## Work to complete
All of the entries should be returned without a single change.

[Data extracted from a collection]

+ + + +

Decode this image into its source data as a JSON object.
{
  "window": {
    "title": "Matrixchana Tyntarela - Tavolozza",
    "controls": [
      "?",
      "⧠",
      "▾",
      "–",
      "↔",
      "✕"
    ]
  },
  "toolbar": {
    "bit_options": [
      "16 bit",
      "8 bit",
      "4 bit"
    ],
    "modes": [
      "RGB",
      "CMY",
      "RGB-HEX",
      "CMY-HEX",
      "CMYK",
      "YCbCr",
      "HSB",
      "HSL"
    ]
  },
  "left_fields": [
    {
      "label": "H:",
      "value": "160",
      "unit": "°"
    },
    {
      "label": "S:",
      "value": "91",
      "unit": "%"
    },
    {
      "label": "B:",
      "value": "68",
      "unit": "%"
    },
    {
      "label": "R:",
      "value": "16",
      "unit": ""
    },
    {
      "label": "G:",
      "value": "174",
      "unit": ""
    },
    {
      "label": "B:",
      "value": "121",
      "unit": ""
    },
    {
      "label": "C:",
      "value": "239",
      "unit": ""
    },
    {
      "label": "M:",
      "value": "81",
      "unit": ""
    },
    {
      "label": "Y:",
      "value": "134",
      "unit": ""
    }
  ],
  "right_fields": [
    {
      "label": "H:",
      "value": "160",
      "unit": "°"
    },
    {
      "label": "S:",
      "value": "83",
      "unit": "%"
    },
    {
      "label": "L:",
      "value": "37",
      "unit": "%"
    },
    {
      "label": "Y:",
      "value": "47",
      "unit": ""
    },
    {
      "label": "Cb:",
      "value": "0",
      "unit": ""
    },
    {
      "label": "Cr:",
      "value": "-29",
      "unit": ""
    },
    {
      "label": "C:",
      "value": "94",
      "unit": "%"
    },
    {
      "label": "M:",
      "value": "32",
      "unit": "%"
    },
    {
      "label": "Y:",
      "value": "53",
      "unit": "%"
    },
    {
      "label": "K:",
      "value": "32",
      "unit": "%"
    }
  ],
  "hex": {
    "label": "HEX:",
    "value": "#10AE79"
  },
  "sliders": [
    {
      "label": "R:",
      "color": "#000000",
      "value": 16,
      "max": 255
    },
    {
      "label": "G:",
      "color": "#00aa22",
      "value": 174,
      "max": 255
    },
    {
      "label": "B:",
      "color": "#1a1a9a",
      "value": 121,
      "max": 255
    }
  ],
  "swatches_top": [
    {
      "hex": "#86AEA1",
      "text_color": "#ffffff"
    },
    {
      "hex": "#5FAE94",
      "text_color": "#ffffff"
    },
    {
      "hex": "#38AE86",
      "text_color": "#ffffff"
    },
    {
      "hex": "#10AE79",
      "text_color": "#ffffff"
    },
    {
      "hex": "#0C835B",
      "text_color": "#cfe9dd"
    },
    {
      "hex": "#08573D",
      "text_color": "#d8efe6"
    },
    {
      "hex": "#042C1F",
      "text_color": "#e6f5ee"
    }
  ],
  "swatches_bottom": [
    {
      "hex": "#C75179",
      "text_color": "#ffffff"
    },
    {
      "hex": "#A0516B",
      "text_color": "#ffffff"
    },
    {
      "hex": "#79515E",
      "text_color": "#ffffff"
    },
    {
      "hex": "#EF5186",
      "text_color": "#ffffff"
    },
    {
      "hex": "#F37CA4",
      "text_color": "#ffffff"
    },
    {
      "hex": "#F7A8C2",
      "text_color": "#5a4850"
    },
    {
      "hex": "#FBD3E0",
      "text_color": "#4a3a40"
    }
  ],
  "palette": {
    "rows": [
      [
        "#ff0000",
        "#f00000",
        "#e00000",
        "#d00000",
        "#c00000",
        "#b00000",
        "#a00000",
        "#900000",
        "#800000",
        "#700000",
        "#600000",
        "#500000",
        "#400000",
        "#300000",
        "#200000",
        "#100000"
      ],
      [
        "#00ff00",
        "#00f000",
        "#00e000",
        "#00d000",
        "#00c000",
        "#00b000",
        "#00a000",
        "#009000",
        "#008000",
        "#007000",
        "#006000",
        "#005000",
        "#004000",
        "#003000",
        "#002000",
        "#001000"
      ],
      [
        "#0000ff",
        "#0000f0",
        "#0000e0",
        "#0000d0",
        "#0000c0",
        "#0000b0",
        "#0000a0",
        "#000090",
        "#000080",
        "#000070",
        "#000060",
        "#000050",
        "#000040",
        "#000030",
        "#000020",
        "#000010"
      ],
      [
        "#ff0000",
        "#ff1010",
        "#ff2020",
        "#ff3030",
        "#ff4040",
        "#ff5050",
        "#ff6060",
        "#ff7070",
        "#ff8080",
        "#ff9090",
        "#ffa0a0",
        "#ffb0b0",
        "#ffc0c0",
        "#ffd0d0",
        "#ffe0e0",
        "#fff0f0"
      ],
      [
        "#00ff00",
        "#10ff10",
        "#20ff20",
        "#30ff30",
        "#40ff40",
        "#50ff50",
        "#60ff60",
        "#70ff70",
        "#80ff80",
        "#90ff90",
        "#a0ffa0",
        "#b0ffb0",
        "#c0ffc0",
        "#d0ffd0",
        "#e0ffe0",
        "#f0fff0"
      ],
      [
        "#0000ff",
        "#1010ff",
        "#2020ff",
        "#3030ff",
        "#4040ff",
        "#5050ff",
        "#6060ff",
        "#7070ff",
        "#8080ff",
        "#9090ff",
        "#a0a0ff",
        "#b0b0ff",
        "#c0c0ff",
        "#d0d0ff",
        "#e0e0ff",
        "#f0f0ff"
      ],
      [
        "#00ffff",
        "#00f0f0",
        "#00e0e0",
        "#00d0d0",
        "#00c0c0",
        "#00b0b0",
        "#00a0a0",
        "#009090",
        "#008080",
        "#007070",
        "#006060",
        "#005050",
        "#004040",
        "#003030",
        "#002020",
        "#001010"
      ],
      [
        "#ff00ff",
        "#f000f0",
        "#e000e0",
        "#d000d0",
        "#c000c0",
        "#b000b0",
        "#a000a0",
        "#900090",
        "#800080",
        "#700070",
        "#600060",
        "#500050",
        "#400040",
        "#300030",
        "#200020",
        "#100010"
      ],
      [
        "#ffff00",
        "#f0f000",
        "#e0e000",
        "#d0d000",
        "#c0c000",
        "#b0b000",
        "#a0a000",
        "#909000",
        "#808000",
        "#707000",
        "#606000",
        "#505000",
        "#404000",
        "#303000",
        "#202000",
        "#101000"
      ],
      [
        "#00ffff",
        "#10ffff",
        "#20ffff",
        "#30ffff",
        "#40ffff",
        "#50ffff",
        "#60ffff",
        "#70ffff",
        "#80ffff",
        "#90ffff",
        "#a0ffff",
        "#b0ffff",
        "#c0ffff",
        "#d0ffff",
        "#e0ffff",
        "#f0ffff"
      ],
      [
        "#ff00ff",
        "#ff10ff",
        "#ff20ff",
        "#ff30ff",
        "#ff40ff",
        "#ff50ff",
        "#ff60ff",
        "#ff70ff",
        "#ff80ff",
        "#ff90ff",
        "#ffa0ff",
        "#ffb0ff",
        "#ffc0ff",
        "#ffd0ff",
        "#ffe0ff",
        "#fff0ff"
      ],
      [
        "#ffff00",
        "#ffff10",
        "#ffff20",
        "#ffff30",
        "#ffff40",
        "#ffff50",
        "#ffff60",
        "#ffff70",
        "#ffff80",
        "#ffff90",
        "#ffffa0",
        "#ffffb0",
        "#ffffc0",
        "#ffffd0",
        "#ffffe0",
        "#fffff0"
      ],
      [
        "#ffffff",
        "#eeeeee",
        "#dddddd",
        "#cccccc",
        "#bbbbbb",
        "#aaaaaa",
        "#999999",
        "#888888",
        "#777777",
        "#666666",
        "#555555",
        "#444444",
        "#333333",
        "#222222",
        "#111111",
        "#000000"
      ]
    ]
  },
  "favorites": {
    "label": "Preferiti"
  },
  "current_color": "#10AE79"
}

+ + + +

## Task response
Decode this image into its source data as a JSON object.
{
  "window": {
    "title": "Matrixchana Tyntarela - Tavolozza",
    "controls": [
      "?",
      "⧠",
      "▾",
      "–",
      "↔",
      "✕"
    ]
  },
  "toolbar": {
    "bit_options": [
      "16 bit",
      "8 bit",
      "4 bit"
    ],
    "modes": [
      "RGB",
      "CMY",
      "RGB-HEX",
      "CMY-HEX",
      "CMYK",
      "YCbCr",
      "HSB",
      "HSL"
    ]
  },
  "left_fields": [
    {
      "label": "H:",
      "value": "160",
      "unit": "°"
    },
    {
      "label": "S:",
      "value": "91",
      "unit": "%"
    },
    {
      "label": "B:",
      "value": "68",
      "unit": "%"
    },
    {
      "label": "R:",
      "value": "16",
      "unit": ""
    },
    {
      "label": "G:",
      "value": "174",
      "unit": ""
    },
    {
      "label": "B:",
      "value": "121",
      "unit": ""
    },
    {
      "label": "C:",
      "value": "239",
      "unit": ""
    },
    {
      "label": "M:",
      "value": "81",
      "unit": ""
    },
    {
      "label": "Y:",
      "value": "134",
      "unit": ""
    }
  ],
  "right_fields": [
    {
      "label": "H:",
      "value": "160",
      "unit": "°"
    },
    {
      "label": "S:",
      "value": "83",
      "unit": "%"
    },
    {
      "label": "L:",
      "value": "37",
      "unit": "%"
    },
    {
      "label": "Y:",
      "value": "47",
      "unit": ""
    },
    {
      "label": "Cb:",
      "value": "0",
      "unit": ""
    },
    {
      "label": "Cr:",
      "value": "-29",
      "unit": ""
    },
    {
      "label": "C:",
      "value": "94",
      "unit": "%"
    },
    {
      "label": "M:",
      "value": "32",
      "unit": "%"
    },
    {
      "label": "Y:",
      "value": "53",
      "unit": "%"
    },
    {
      "label": "K:",
      "value": "32",
      "unit": "%"
    }
  ],
  "hex": {
    "label": "HEX:",
    "value": "#10AE79"
  },
  "sliders": [
    {
      "label": "R:",
      "color": "#000000",
      "value": 16,
      "max": 255
    },
    {
      "label": "G:",
      "color": "#00aa22",
      "value": 174,
      "max": 255
    },
    {
      "label": "B:",
      "color": "#1a1a9a",
      "value": 121,
      "max": 255
    }
  ],
  "swatches_top": [
    {
      "hex": "#86AEA1",
      "text_color": "#ffffff"
    },
    {
      "hex": "#5FAE94",
      "text_color": "#ffffff"
    },
    {
      "hex": "#38AE86",
      "text_color": "#ffffff"
    },
    {
      "hex": "#10AE79",
      "text_color": "#ffffff"
    },
    {
      "hex": "#0C835B",
      "text_color": "#cfe9dd"
    },
    {
      "hex": "#08573D",
      "text_color": "#d8efe6"
    },
    {
      "hex": "#042C1F",
      "text_color": "#e6f5ee"
    }
  ],
  "swatches_bottom": [
    {
      "hex": "#C75179",
      "text_color": "#ffffff"
    },
    {
      "hex": "#A0516B",
      "text_color": "#ffffff"
    },
    {
      "hex": "#79515E",
      "text_color": "#ffffff"
    },
    {
      "hex": "#EF5186",
      "text_color": "#ffffff"
    },
    {
      "hex": "#F37CA4",
      "text_color": "#ffffff"
    },
    {
      "hex": "#F7A8C2",
      "text_color": "#5a4850"
    },
    {
      "hex": "#FBD3E0",
      "text_color": "#4a3a40"
    }
  ],
  "palette": {
    "rows": [
      [
        "#ff0000",
        "#f00000",
        "#e00000",
        "#d00000",
        "#c00000",
        "#b00000",
        "#a00000",
        "#900000",
        "#800000",
        "#700000",
        "#600000",
        "#500000",
        "#400000",
        "#300000",
        "#200000",
        "#100000"
      ],
      [
        "#00ff00",
        "#00f000",
        "#00e000",
        "#00d000",
        "#00c000",
        "#00b000",
        "#00a000",
        "#009000",
        "#008000",
        "#007000",
        "#006000",
        "#005000",
        "#004000",
        "#003000",
        "#002000",
        "#001000"
      ],
      [
        "#0000ff",
        "#0000f0",
        "#0000e0",
        "#0000d0",
        "#0000c0",
        "#0000b0",
        "#0000a0",
        "#000090",
        "#000080",
        "#000070",
        "#000060",
        "#000050",
        "#000040",
        "#000030",
        "#000020",
        "#000010"
      ],
      [
        "#ff0000",
        "#ff1010",
        "#ff2020",
        "#ff3030",
        "#ff4040",
        "#ff5050",
        "#ff6060",
        "#ff7070",
        "#ff8080",
        "#ff9090",
        "#ffa0a0",
        "#ffb0b0",
        "#ffc0c0",
        "#ffd0d0",
        "#ffe0e0",
        "#fff0f0"
      ],
      [
        "#00ff00",
        "#10ff10",
        "#20ff20",
        "#30ff30",
        "#40ff40",
        "#50ff50",
        "#60ff60",
        "#70ff70",
        "#80ff80",
        "#90ff90",
        "#a0ffa0",
        "#b0ffb0",
        "#c0ffc0",
        "#d0ffd0",
        "#e0ffe0",
        "#f0fff0"
      ],
      [
        "#0000ff",
        "#1010ff",
        "#2020ff",
        "#3030ff",
        "#4040ff",
        "#5050ff",
        "#6060ff",
        "#7070ff",
        "#8080ff",
        "#9090ff",
        "#a0a0ff",
        "#b0b0ff",
        "#c0c0ff",
        "#d0d0ff",
        "#e0e0ff",
        "#f0f0ff"
      ],
      [
        "#00ffff",
        "#00f0f0",
        "#00e0e0",
        "#00d0d0",
        "#00c0c0",
        "#00b0b0",
        "#00a0a0",
        "#009090",
        "#008080",
        "#007070",
        "#006060",
        "#005050",
        "#004040",
        "#003030",
        "#002020",
        "#001010"
      ],
      [
        "#ff00ff",
        "#f000f0",
        "#e000e0",
        "#d000d0",
        "#c000c0",
        "#b000b0",
        "#a000a0",
        "#900090",
        "#800080",
        "#700070",
        "#600060",
        "#500050",
        "#400040",
        "#300030",
        "#200020",
        "#100010"
      ],
      [
        "#ffff00",
        "#f0f000",
        "#e0e000",
        "#d0d000",
        "#c0c000",
        "#b0b000",
        "#a0a000",
        "#909000",
        "#808000",
        "#707000",
        "#606000",
        "#505000",
        "#404000",
        "#303000",
        "#202000",
        "#101000"
      ],
      [
        "#00ffff",
        "#10ffff",
        "#20ffff",
        "#30ffff",
        "#40ffff",
        "#50ffff",
        "#60ffff",
        "#70ffff",
        "#80ffff",
        "#90ffff",
        "#a0ffff",
        "#b0ffff",
        "#c0ffff",
        "#d0ffff",
        "#e0ffff",
        "#f0ffff"
      ],
      [
        "#ff00ff",
        "#ff10ff",
        "#ff20ff",
        "#ff30ff",
        "#ff40ff",
        "#ff50ff",
        "#ff60ff",
        "#ff70ff",
        "#ff80ff",
        "#ff90ff",
        "#ffa0ff",
        "#ffb0ff",
        "#ffc0ff",
        "#ffd0ff",
        "#ffe0ff",
        "#fff0ff"
      ],
      [
        "#ffff00",
        "#ffff10",
        "#ffff20",
        "#ffff30",
        "#ffff40",
        "#ffff50",
        "#ffff60",
        "#ffff70",
        "#ffff80",
        "#ffff90",
        "#ffffa0",
        "#ffffb0",
        "#ffffc0",
        "#ffffd0",
        "#ffffe0",
        "#fffff0"
      ],
      [
        "#ffffff",
        "#eeeeee",
        "#dddddd",
        "#cccccc",
        "#bbbbbb",
        "#aaaaaa",
        "#999999",
        "#888888",
        "#777777",
        "#666666",
        "#555555",
        "#444444",
        "#333333",
        "#222222",
        "#111111",
        "#000000"
      ]
    ]
  },
  "favorites": {
    "label": "Preferiti"
  },
  "current_color": "#10AE79"
}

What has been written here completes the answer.